PROVIDED RECORDS below:
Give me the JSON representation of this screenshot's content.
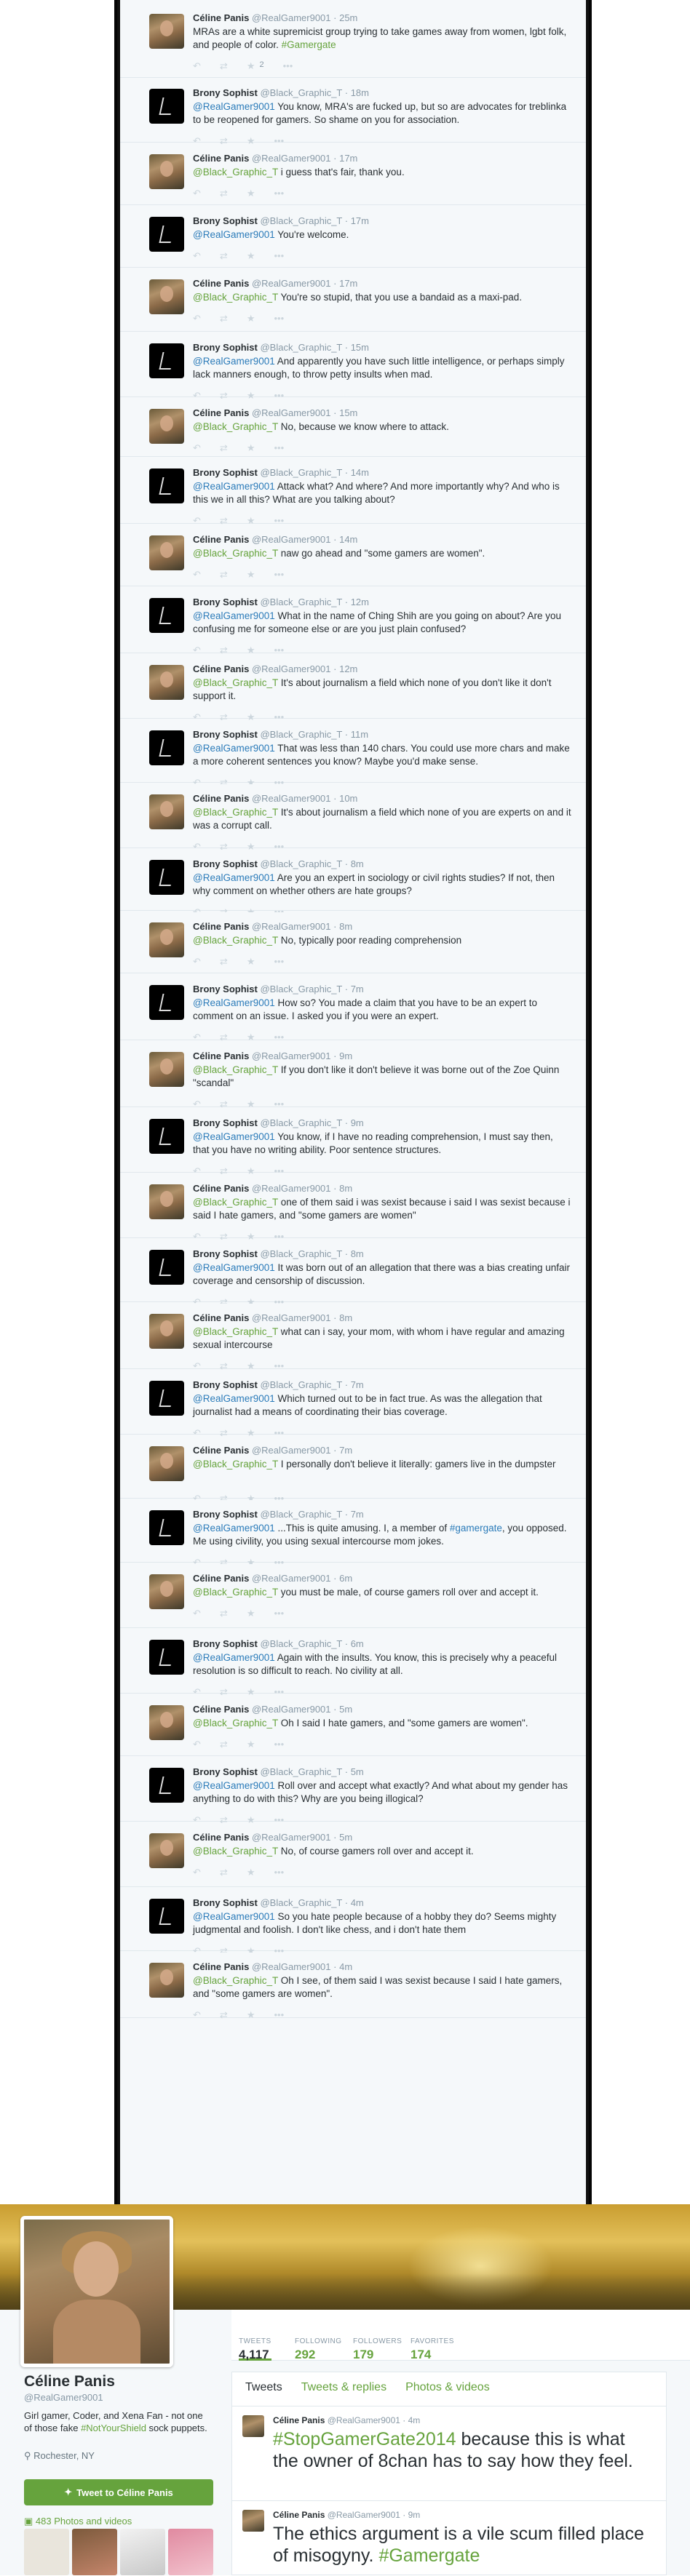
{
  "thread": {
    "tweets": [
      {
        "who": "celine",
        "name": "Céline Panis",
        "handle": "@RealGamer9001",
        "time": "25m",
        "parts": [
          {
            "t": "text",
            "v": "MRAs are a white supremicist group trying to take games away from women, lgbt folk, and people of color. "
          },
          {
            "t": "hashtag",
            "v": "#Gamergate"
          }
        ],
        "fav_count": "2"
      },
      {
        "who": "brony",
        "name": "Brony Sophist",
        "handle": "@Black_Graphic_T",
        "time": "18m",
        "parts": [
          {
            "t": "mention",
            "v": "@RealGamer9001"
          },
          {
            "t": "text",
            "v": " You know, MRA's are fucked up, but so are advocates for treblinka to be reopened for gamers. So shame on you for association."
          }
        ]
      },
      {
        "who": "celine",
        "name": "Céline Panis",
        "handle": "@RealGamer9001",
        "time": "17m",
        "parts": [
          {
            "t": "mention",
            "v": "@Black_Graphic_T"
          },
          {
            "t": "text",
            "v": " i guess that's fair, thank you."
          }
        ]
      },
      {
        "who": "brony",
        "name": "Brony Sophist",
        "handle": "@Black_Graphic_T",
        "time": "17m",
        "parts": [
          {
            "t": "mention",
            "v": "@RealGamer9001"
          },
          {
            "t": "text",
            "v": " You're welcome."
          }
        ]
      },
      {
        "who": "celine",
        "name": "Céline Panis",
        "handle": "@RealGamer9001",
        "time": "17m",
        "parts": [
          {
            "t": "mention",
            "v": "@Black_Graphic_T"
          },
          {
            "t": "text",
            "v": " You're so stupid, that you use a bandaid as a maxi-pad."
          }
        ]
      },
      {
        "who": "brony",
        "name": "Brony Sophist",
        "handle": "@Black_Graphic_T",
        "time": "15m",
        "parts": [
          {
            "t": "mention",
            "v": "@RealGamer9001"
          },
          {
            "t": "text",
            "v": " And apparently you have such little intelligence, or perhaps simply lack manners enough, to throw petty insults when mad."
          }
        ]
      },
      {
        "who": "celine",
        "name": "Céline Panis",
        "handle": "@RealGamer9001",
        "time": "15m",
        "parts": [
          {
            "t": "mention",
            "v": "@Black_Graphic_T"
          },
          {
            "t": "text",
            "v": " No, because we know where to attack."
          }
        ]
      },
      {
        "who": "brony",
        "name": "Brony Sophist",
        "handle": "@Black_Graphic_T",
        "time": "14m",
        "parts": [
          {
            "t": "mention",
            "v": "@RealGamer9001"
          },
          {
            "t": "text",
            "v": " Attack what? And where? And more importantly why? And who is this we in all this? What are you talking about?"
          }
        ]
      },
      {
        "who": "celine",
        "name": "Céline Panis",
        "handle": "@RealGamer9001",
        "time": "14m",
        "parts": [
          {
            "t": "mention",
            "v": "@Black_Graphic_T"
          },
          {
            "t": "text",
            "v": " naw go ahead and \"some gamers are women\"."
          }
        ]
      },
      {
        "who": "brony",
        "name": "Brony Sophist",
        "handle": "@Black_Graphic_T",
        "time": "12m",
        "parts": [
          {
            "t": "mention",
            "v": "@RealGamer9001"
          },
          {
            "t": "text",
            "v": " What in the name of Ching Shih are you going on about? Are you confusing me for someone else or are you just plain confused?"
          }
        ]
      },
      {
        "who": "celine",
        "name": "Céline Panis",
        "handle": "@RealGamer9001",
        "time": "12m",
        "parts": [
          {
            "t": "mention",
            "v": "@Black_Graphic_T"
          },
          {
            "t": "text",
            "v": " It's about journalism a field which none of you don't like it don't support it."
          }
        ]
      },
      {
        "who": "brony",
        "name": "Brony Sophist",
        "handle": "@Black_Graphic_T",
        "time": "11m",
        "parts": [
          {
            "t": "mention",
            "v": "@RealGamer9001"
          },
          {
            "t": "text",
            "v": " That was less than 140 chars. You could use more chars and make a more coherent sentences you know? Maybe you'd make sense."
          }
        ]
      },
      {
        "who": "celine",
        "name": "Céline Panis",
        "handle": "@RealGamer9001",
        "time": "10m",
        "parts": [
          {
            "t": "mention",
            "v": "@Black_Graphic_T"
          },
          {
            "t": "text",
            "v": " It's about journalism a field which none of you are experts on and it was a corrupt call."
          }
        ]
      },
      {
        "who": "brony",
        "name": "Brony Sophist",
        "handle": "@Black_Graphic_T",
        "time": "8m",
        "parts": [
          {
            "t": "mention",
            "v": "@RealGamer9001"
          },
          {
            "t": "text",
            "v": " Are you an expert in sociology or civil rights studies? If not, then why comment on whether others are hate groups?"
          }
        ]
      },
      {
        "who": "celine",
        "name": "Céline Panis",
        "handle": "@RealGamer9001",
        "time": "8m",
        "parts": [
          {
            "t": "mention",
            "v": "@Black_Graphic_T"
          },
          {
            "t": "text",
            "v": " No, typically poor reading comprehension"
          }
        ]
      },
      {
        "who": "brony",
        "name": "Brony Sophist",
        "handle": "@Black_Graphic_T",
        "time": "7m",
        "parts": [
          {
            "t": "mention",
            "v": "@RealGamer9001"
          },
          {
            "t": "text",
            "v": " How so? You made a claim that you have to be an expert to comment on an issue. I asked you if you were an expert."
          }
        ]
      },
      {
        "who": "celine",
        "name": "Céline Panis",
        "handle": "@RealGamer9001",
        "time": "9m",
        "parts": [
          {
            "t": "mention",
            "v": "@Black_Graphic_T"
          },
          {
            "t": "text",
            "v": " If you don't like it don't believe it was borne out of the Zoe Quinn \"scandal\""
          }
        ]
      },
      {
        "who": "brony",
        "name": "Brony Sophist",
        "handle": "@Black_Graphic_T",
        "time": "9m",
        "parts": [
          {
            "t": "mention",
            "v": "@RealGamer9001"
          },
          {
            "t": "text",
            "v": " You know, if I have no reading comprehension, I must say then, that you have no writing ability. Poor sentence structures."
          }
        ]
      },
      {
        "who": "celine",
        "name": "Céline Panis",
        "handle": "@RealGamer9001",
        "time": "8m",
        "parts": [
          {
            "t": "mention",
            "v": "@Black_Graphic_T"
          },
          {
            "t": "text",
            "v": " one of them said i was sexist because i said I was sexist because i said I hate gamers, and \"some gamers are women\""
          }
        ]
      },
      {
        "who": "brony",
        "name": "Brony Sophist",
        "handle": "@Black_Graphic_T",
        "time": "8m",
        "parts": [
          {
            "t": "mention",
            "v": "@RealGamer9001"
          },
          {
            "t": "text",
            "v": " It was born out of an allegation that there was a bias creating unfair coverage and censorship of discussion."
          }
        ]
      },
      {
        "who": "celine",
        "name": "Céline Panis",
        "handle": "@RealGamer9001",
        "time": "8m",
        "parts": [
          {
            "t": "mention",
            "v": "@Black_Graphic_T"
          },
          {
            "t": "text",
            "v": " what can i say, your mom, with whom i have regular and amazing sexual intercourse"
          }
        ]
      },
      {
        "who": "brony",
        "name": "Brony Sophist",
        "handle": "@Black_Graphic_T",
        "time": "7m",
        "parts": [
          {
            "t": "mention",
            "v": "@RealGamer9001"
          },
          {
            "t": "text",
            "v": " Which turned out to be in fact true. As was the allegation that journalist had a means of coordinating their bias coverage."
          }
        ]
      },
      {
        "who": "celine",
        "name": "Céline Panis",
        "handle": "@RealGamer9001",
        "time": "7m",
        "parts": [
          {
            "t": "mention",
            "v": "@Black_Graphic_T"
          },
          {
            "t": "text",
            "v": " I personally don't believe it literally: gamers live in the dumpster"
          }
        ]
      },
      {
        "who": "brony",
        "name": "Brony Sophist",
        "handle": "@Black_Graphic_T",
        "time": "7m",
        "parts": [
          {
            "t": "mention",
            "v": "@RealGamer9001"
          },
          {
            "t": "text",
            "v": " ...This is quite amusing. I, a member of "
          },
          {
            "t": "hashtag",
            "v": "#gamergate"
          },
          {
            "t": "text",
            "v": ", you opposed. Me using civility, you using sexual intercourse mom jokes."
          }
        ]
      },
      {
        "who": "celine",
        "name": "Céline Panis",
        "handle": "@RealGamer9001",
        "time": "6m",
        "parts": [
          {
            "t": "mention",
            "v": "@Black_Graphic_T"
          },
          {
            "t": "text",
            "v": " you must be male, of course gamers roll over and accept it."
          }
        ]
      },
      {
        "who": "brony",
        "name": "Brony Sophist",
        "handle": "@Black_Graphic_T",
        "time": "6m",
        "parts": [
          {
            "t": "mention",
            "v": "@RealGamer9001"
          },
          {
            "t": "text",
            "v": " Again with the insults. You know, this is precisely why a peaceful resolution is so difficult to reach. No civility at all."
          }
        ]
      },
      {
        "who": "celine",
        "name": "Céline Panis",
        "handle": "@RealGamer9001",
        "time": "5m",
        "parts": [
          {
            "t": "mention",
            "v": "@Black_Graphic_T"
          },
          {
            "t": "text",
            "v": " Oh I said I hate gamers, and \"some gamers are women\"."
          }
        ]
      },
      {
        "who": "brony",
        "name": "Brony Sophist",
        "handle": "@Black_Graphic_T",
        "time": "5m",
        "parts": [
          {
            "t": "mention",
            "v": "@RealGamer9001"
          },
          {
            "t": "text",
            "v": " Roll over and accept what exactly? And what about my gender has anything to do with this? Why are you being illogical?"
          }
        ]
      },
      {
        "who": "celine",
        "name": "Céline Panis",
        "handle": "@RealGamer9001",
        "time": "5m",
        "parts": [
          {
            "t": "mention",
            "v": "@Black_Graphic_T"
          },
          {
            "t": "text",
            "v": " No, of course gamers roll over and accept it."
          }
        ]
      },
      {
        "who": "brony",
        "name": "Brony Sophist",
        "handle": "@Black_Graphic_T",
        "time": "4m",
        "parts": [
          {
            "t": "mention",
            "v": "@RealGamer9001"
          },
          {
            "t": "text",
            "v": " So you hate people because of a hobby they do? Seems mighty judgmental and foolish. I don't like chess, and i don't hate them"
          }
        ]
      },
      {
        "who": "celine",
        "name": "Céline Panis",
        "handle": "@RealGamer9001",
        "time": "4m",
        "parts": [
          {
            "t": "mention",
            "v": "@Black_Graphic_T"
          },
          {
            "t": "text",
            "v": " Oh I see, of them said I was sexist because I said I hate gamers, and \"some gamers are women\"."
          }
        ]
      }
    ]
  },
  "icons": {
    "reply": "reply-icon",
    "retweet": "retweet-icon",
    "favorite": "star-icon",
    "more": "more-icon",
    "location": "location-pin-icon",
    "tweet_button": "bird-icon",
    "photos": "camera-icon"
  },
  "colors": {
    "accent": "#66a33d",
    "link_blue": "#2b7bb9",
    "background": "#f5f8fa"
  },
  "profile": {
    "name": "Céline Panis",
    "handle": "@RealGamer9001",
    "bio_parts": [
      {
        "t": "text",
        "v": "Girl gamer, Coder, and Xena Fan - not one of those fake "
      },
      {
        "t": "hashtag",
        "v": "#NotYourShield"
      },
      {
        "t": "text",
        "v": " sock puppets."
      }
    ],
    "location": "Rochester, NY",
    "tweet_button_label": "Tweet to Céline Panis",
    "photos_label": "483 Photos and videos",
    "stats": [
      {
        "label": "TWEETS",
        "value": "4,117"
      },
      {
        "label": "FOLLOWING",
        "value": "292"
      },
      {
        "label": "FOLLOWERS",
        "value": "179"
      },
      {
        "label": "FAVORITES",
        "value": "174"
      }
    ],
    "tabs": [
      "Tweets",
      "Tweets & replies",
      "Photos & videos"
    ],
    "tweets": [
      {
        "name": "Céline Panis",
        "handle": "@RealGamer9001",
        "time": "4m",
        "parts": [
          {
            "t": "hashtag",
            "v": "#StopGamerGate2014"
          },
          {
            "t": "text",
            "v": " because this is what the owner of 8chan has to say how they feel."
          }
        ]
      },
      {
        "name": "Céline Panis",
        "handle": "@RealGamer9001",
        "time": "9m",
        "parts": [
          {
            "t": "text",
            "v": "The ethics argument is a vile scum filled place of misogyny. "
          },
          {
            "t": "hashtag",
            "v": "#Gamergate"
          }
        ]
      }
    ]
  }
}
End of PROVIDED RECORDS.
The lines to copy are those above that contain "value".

-- SOLUTION --
        "value": "4,117"
        "value": "292"
        "value": "179"
        "value": "174"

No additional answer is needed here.